_Aim of the task_:
Every line of the data that contains the string "kubectl" must be copied.
►
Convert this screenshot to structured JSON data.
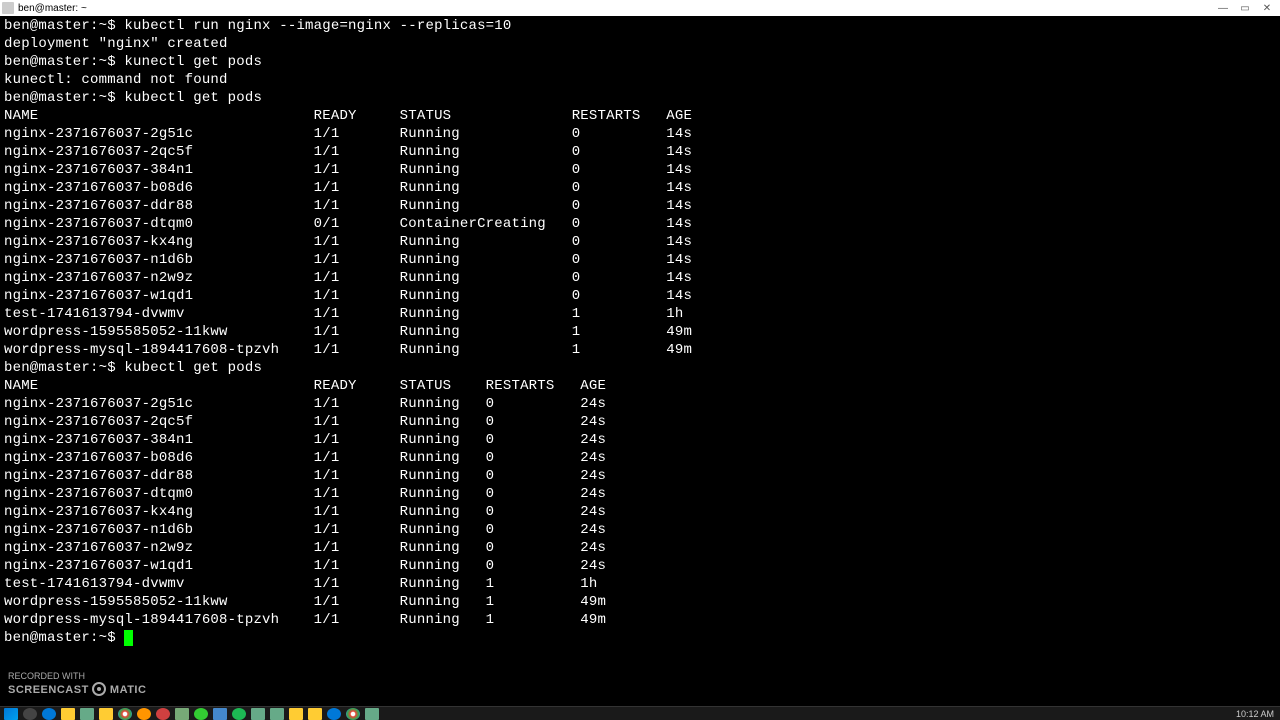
{
  "window": {
    "title": "ben@master: ~"
  },
  "prompt": "ben@master:~$ ",
  "commands": {
    "run_nginx": "kubectl run nginx --image=nginx --replicas=10",
    "run_output": "deployment \"nginx\" created",
    "typo_cmd": "kunectl get pods",
    "typo_output": "kunectl: command not found",
    "get_pods": "kubectl get pods"
  },
  "headers1": [
    "NAME",
    "READY",
    "STATUS",
    "RESTARTS",
    "AGE"
  ],
  "cols1": [
    36,
    10,
    20,
    11,
    6
  ],
  "pods1": [
    [
      "nginx-2371676037-2g51c",
      "1/1",
      "Running",
      "0",
      "14s"
    ],
    [
      "nginx-2371676037-2qc5f",
      "1/1",
      "Running",
      "0",
      "14s"
    ],
    [
      "nginx-2371676037-384n1",
      "1/1",
      "Running",
      "0",
      "14s"
    ],
    [
      "nginx-2371676037-b08d6",
      "1/1",
      "Running",
      "0",
      "14s"
    ],
    [
      "nginx-2371676037-ddr88",
      "1/1",
      "Running",
      "0",
      "14s"
    ],
    [
      "nginx-2371676037-dtqm0",
      "0/1",
      "ContainerCreating",
      "0",
      "14s"
    ],
    [
      "nginx-2371676037-kx4ng",
      "1/1",
      "Running",
      "0",
      "14s"
    ],
    [
      "nginx-2371676037-n1d6b",
      "1/1",
      "Running",
      "0",
      "14s"
    ],
    [
      "nginx-2371676037-n2w9z",
      "1/1",
      "Running",
      "0",
      "14s"
    ],
    [
      "nginx-2371676037-w1qd1",
      "1/1",
      "Running",
      "0",
      "14s"
    ],
    [
      "test-1741613794-dvwmv",
      "1/1",
      "Running",
      "1",
      "1h"
    ],
    [
      "wordpress-1595585052-11kww",
      "1/1",
      "Running",
      "1",
      "49m"
    ],
    [
      "wordpress-mysql-1894417608-tpzvh",
      "1/1",
      "Running",
      "1",
      "49m"
    ]
  ],
  "headers2": [
    "NAME",
    "READY",
    "STATUS",
    "RESTARTS",
    "AGE"
  ],
  "cols2": [
    36,
    10,
    10,
    11,
    6
  ],
  "pods2": [
    [
      "nginx-2371676037-2g51c",
      "1/1",
      "Running",
      "0",
      "24s"
    ],
    [
      "nginx-2371676037-2qc5f",
      "1/1",
      "Running",
      "0",
      "24s"
    ],
    [
      "nginx-2371676037-384n1",
      "1/1",
      "Running",
      "0",
      "24s"
    ],
    [
      "nginx-2371676037-b08d6",
      "1/1",
      "Running",
      "0",
      "24s"
    ],
    [
      "nginx-2371676037-ddr88",
      "1/1",
      "Running",
      "0",
      "24s"
    ],
    [
      "nginx-2371676037-dtqm0",
      "1/1",
      "Running",
      "0",
      "24s"
    ],
    [
      "nginx-2371676037-kx4ng",
      "1/1",
      "Running",
      "0",
      "24s"
    ],
    [
      "nginx-2371676037-n1d6b",
      "1/1",
      "Running",
      "0",
      "24s"
    ],
    [
      "nginx-2371676037-n2w9z",
      "1/1",
      "Running",
      "0",
      "24s"
    ],
    [
      "nginx-2371676037-w1qd1",
      "1/1",
      "Running",
      "0",
      "24s"
    ],
    [
      "test-1741613794-dvwmv",
      "1/1",
      "Running",
      "1",
      "1h"
    ],
    [
      "wordpress-1595585052-11kww",
      "1/1",
      "Running",
      "1",
      "49m"
    ],
    [
      "wordpress-mysql-1894417608-tpzvh",
      "1/1",
      "Running",
      "1",
      "49m"
    ]
  ],
  "watermark": {
    "line1": "RECORDED WITH",
    "line2pre": "SCREENCAST",
    "line2post": "MATIC"
  },
  "clock": "10:12 AM"
}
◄
_Answer section_:
    "run_nginx": "kubectl run nginx --image=nginx --replicas=10",
    "get_pods": "kubectl get pods"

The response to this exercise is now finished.